How does one cash in on the welfare state? One joins a pressure group. The purpose of a pressure group is to pressure the legislature to pressure the producer victim-taxpayer, extorting from him in proportion and to the extent of his virtues. This leads to the scandalous corruption of legislators by lobbyists, whose only aim is to get a special coercive advantage over their neighbors via the power of the government. The presumed beneficiaries of the welfare state are the confirmed parasites; and their victims are those who, under free competition, would be the most successful. And while pressure-group warfare escalates,1 new bureaucracies are created and new bureaucrats employed to legally plunder men’s savings and distribute the loot among those seeking favors. And it is the doer, the thinker, the worker, the producer, who foots all the bills. There is the true "social injustice and exploitation" in America.
The remedy lies in the discovery of individual rights and the only system that can preserve them: capitalism. It is a false idea that the producer of wealth should feel guilty because of his ingenuity, creativity, and riches. Has he not earned the fruits of his effort?
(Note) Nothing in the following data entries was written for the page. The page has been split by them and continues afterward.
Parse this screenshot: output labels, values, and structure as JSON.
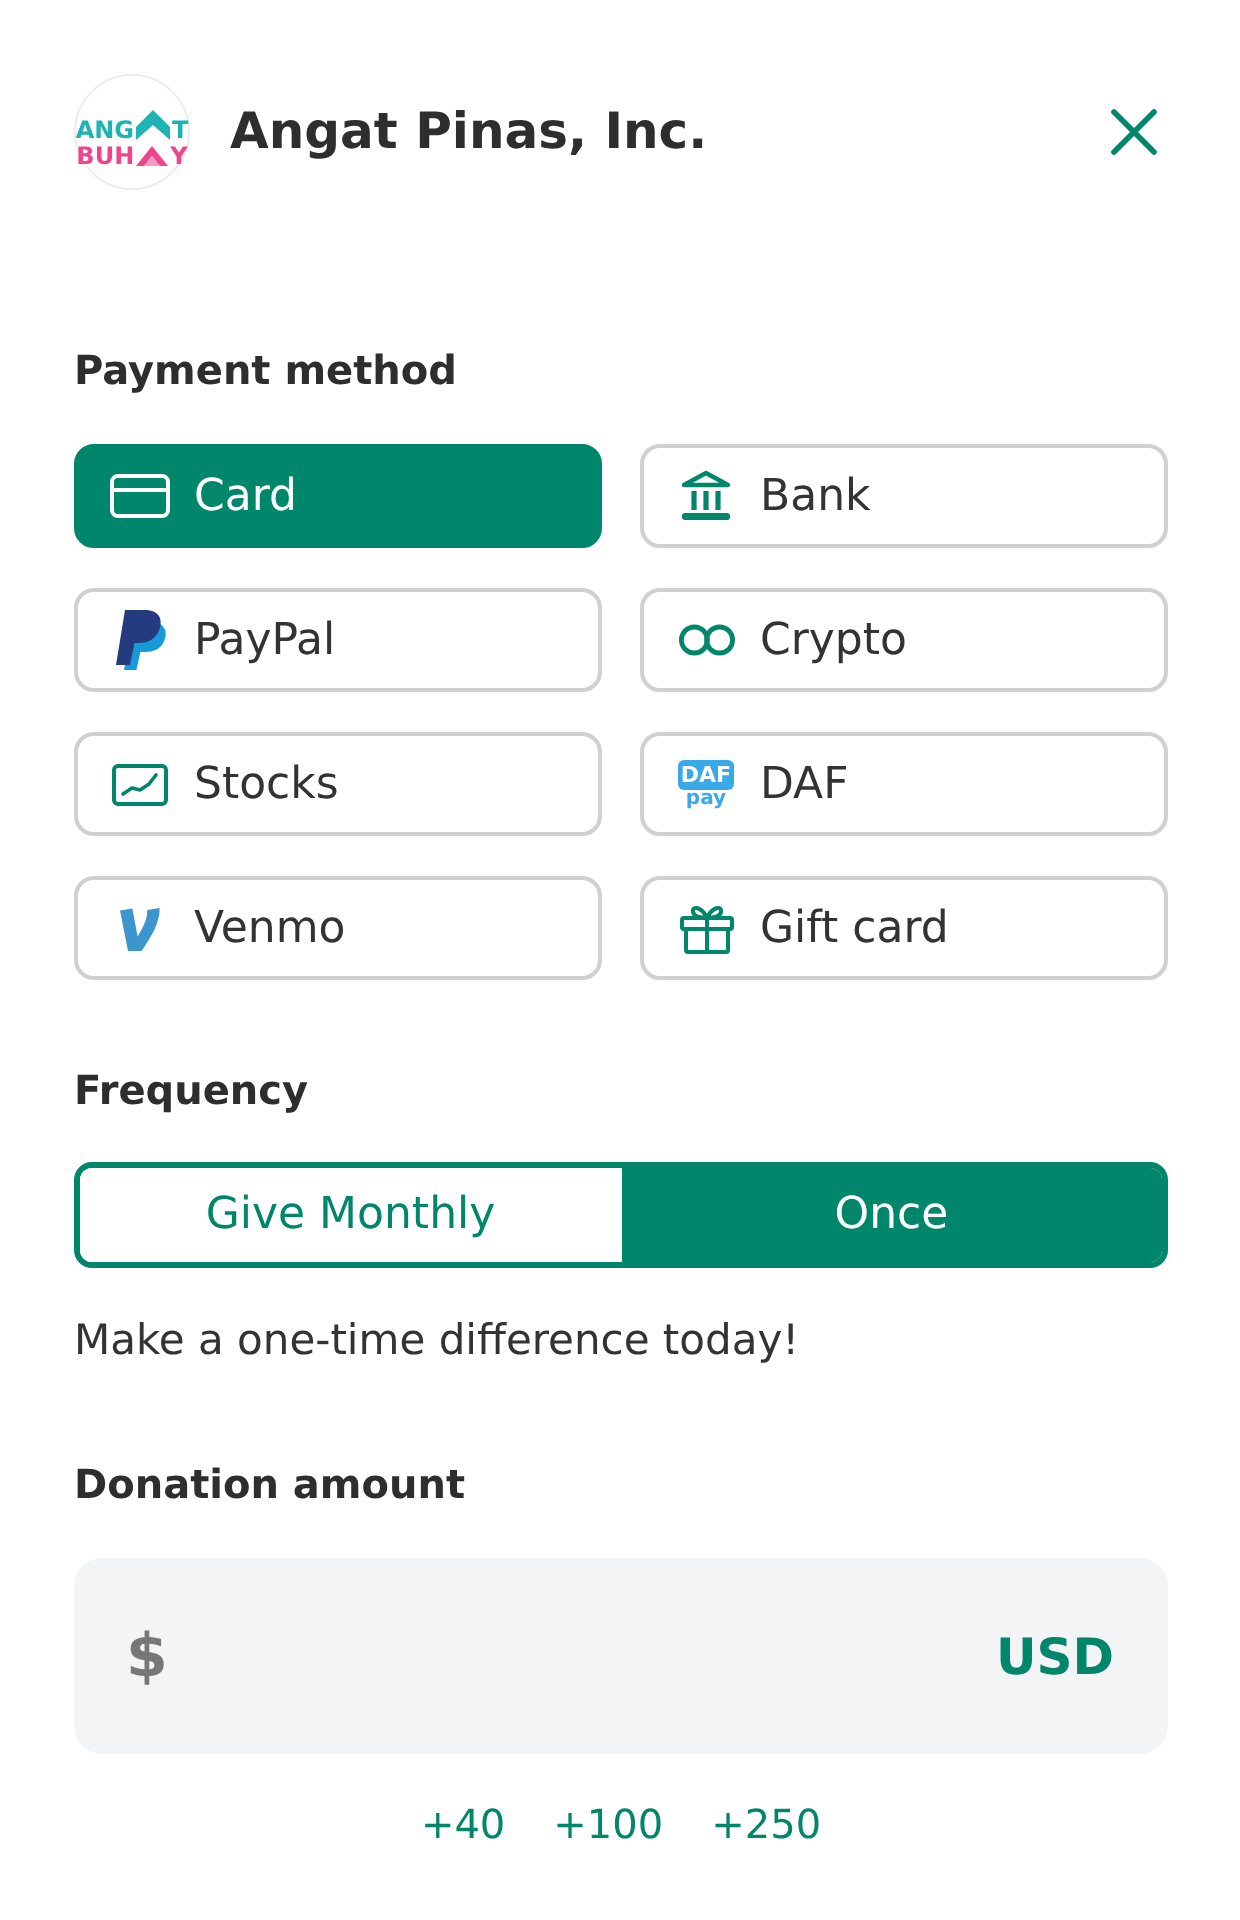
{
  "header": {
    "logo": {
      "top": [
        "ANG",
        "T"
      ],
      "bottom": [
        "BUH",
        "Y"
      ]
    },
    "title": "Angat Pinas, Inc."
  },
  "payment_method": {
    "label": "Payment method",
    "options": [
      {
        "label": "Card",
        "kind": "card",
        "selected": true
      },
      {
        "label": "Bank",
        "kind": "bank",
        "selected": false
      },
      {
        "label": "PayPal",
        "kind": "paypal",
        "selected": false
      },
      {
        "label": "Crypto",
        "kind": "crypto",
        "selected": false
      },
      {
        "label": "Stocks",
        "kind": "stocks",
        "selected": false
      },
      {
        "label": "DAF",
        "kind": "daf",
        "selected": false,
        "icon_text": [
          "DAF",
          "pay"
        ]
      },
      {
        "label": "Venmo",
        "kind": "venmo",
        "selected": false
      },
      {
        "label": "Gift card",
        "kind": "gift",
        "selected": false
      }
    ]
  },
  "frequency": {
    "label": "Frequency",
    "options": [
      {
        "label": "Give Monthly",
        "selected": false
      },
      {
        "label": "Once",
        "selected": true
      }
    ],
    "note": "Make a one-time difference today!"
  },
  "donation_amount": {
    "label": "Donation amount",
    "symbol": "$",
    "currency": "USD",
    "presets": [
      "+40",
      "+100",
      "+250"
    ]
  }
}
Is lie to be apologetic about virtue and success?
It is the task of libertarians to use every opportunity to promote the system under which no one is sacrificed, exploited, or treated unjustly for another’s sake. That system is capitalism, with its respect for individual rights. Its ruling principle is justice for all.
The Interstate Commerce Commission
—a system of laws and rules and an administration of those laws and rules in which the overweening goal is to maintain at as high a level as possible the cost of moving the country’s goods, in the interest of the financial welfare of the movers. The basic goal of regulatory policy is to maximize the earnings of the common carriers, particularly those in financial difficulty.
Much attention is given to the effect of technology upon institutions. Perhaps not as frequently noticed is the ability of institutions to counteract technology. The Interstate Commerce Commission and the regulatory system that it has helped to create have done a truly remarkable job of battling technology head on and, to a considerable extent, winning. The creation and maintenance of large barriers to entry where no significant natural barriers exist (for example, in motor trucking) has been a monumental task, which the ICC has executed successfully in little more than three decades. A motor carrier’s largest single asset is simply its permission to be a motor carrier.
From Indiana Business Review, March/April ¹968
"The Nation—Topsy-Turvy World of Transportation Regulation" by David W. Maxwell, Professor of Business Economics and Public Policy, Indiana University